Even when concentrations of carbon dioxide level off, the impacts of climate change will extend centuries into the future. The planet has already warmed 1.8°F (1°C), including a run of 627 months in a row of above-normal heat. Sea levels have risen about a foot and oceans have acidified. Extreme heat has become more common.
All of these impacts will last longer and intensify into the future even if we cut carbon emissions. But we face a choice of just how intense they become based on when we stop polluting the atmosphere.
Right now we’re on track to create a climate unseen in 50 million years by mid-century.
The moral of the story, kids, is that we're not going back to the climate we enjoyed back in the 60s or even the 80s. We're not even going to keep the curious climate we've got today where you never know if next week you'll be golfing or shoveling snow. No, we're in for a far rougher ride than that and we won't have long to wait for the next climate to set in. That gun's already loaded.
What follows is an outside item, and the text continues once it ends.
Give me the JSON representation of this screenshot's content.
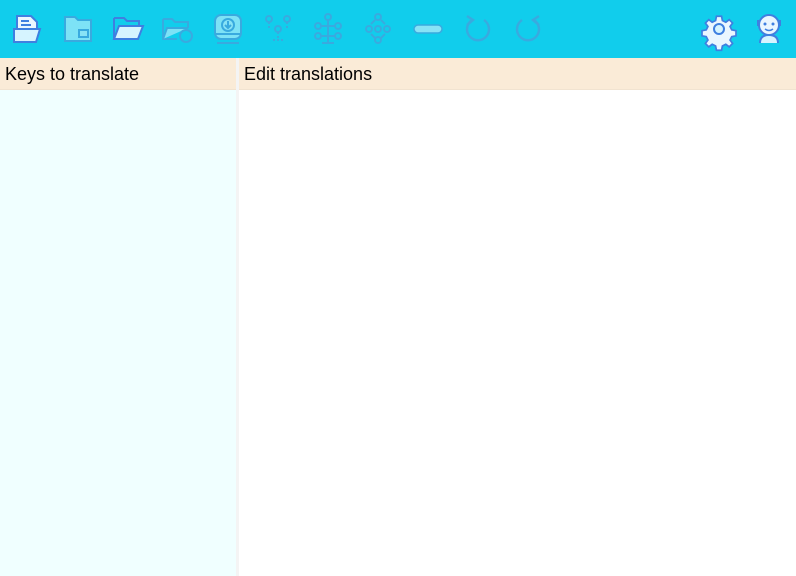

The moral concerns our choices for the world our grandkids and theirs will live in, the climate they'll have to endure. We're already beyond the point where we can make their climate nearly as good as the weather we have today. What we can still do, however, and what our prime minister and all the petro-polls of Parliament Hill on both sides of the aisle are so plainly intent on doing is to make their ordeal far worse than necessary. Trudeau and company, just like Harper and company, are banking on bitumen for our prosperity but they're stiffing future generations with the bill.